Records from a dataset:
* * * * * * * * *

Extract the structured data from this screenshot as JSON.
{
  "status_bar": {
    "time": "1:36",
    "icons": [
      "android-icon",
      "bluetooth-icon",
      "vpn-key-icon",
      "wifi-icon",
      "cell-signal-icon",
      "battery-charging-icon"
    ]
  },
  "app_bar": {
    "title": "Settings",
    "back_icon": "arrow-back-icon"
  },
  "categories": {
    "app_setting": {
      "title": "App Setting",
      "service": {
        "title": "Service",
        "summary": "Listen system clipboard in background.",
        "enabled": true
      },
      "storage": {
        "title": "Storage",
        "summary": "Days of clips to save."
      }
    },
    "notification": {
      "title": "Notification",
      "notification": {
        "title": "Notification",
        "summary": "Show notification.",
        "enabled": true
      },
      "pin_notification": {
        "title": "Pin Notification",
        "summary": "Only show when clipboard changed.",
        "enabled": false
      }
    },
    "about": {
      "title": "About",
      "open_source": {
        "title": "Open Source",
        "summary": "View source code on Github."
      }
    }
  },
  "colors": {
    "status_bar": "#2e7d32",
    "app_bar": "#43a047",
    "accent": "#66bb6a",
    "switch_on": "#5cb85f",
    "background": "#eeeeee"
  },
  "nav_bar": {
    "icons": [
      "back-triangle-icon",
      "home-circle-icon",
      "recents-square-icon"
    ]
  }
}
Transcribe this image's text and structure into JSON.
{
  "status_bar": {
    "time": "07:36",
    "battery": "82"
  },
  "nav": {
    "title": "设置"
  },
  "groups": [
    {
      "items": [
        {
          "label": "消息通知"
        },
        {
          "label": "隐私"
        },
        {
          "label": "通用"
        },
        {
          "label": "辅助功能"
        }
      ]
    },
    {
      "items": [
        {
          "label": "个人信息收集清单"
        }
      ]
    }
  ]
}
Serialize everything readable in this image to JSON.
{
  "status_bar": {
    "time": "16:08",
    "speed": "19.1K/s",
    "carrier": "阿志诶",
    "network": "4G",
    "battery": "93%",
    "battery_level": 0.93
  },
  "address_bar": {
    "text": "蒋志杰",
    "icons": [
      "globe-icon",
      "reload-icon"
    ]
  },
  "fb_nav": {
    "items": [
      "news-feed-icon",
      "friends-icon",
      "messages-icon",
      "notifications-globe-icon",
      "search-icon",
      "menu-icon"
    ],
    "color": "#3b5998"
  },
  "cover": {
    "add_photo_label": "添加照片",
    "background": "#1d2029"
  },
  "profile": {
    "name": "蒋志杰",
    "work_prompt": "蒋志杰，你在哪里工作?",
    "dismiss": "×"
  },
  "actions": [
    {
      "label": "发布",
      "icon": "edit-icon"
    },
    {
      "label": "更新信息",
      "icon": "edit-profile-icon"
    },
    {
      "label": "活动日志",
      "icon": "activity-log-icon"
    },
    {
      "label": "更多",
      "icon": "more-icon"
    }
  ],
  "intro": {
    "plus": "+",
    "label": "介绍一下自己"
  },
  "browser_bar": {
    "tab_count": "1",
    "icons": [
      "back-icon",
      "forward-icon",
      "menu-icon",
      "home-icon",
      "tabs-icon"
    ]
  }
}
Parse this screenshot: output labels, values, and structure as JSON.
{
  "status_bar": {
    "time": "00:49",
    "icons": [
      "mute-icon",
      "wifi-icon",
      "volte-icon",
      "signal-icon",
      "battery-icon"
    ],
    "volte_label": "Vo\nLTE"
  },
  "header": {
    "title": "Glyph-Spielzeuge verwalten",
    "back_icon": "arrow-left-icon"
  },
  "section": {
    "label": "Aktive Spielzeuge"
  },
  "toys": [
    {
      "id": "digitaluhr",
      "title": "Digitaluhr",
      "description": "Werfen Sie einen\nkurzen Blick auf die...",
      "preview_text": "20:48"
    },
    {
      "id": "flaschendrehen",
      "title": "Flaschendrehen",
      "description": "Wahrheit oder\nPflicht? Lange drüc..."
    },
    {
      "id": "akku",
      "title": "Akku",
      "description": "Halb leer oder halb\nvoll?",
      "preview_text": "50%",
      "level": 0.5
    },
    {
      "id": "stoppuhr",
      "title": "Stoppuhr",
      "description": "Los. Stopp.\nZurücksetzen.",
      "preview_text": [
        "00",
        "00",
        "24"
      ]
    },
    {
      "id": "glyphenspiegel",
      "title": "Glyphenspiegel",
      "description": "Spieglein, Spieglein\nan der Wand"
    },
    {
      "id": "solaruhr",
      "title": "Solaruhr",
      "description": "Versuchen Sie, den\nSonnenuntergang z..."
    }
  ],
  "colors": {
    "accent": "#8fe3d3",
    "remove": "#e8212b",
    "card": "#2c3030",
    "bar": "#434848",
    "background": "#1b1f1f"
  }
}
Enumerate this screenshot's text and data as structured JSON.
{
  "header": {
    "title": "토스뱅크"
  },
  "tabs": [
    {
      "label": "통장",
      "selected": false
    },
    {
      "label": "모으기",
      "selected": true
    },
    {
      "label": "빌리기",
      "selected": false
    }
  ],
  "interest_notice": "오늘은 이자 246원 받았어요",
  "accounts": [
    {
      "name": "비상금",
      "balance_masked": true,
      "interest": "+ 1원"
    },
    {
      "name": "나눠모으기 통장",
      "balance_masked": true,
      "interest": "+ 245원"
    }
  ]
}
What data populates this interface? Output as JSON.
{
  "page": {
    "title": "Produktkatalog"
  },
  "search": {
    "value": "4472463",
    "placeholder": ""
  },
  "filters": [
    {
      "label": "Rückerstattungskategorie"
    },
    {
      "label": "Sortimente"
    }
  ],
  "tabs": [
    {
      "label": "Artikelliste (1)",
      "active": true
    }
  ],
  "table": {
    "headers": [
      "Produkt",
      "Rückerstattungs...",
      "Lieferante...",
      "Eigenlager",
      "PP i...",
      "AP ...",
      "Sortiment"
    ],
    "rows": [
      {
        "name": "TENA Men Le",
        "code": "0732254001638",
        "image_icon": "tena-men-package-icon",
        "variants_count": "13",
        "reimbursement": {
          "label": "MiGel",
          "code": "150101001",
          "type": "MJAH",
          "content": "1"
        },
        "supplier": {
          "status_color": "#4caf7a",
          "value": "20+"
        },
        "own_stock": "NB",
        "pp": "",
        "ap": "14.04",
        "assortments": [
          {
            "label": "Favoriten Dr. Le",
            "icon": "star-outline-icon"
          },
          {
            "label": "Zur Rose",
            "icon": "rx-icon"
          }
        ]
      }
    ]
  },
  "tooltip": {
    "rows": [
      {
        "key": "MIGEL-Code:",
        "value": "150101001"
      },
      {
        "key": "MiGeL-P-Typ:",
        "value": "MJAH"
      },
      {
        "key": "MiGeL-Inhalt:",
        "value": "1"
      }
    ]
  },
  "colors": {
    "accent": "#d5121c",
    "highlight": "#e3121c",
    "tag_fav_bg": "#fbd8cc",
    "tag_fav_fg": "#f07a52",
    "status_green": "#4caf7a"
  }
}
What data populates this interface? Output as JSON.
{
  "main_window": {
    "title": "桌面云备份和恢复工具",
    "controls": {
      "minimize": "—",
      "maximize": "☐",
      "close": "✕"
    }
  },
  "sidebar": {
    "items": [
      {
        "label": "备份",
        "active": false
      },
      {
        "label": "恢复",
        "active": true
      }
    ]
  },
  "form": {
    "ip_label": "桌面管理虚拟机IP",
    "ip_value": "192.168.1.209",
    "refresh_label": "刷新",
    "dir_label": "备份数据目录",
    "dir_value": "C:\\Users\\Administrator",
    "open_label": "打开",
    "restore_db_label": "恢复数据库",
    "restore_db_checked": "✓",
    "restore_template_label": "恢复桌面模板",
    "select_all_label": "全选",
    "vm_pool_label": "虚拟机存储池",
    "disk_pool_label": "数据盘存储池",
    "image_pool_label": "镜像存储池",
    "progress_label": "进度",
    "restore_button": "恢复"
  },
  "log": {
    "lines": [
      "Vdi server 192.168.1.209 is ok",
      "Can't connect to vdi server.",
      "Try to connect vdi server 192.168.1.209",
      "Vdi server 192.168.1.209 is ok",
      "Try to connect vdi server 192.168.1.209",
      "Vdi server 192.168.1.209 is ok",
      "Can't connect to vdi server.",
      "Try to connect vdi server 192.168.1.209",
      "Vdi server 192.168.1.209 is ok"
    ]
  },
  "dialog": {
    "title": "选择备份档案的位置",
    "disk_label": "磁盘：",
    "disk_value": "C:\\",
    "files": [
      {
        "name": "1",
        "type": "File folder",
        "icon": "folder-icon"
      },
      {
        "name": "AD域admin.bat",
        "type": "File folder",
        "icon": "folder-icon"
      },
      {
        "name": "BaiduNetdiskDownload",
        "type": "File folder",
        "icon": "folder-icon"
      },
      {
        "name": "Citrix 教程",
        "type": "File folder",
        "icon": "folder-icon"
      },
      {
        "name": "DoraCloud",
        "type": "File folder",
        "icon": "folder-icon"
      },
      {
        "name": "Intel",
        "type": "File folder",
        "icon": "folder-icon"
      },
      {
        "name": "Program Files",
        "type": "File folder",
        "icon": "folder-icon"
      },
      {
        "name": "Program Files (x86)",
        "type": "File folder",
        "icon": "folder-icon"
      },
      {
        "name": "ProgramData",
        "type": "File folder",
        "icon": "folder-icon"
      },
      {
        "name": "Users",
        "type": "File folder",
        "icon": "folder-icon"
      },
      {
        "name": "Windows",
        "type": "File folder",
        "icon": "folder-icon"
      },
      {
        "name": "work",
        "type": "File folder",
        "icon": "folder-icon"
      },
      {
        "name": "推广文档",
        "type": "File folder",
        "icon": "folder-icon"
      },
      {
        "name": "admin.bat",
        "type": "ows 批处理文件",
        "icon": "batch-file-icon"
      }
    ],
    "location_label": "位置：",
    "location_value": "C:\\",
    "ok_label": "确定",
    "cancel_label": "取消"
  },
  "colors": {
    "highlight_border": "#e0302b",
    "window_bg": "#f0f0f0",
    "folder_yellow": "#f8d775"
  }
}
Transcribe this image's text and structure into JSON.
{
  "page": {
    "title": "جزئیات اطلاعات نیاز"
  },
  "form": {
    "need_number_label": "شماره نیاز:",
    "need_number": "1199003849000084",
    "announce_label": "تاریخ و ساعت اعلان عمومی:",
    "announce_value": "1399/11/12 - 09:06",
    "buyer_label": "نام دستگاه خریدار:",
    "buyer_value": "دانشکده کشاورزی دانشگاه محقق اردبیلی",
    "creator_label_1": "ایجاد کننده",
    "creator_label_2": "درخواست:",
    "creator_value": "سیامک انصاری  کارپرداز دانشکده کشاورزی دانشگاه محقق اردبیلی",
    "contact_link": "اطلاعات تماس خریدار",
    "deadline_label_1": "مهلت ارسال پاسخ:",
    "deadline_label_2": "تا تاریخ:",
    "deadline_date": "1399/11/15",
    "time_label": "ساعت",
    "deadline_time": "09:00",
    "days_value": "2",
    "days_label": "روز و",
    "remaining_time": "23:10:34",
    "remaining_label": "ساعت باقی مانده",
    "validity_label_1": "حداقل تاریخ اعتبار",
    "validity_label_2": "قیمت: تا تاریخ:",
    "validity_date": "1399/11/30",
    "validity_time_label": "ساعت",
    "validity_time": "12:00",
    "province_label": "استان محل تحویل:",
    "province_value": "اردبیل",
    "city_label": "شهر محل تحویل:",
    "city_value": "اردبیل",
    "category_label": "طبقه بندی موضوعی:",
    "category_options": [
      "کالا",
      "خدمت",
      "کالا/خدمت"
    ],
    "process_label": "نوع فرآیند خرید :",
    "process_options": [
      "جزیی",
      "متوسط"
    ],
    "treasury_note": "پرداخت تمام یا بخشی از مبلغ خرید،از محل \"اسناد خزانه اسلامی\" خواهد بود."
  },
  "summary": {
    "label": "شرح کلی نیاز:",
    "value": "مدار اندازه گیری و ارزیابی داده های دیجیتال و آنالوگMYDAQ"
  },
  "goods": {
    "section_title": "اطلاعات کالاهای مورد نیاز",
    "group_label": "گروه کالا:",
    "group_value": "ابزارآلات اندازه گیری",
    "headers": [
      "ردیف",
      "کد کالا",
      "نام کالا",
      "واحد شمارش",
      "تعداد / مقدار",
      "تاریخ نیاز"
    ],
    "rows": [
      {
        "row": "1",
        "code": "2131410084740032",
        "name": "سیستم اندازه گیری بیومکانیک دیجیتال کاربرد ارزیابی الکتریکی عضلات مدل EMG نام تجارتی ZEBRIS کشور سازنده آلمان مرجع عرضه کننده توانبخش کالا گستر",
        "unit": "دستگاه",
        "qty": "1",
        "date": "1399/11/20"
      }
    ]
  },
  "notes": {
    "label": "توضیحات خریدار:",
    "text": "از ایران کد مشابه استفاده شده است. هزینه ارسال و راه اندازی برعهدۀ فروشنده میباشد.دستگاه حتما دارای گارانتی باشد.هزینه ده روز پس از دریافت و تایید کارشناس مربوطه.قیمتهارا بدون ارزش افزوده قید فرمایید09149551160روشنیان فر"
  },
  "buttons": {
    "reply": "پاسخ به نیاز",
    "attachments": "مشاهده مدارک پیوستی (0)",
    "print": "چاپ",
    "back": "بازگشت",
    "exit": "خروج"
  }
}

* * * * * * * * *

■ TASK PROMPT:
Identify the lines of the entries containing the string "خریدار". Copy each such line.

■ RESULT FOR THIS EXERCISE:
    "buyer_label": "نام دستگاه خریدار:",
    "contact_link": "اطلاعات تماس خریدار",
    "label": "توضیحات خریدار:",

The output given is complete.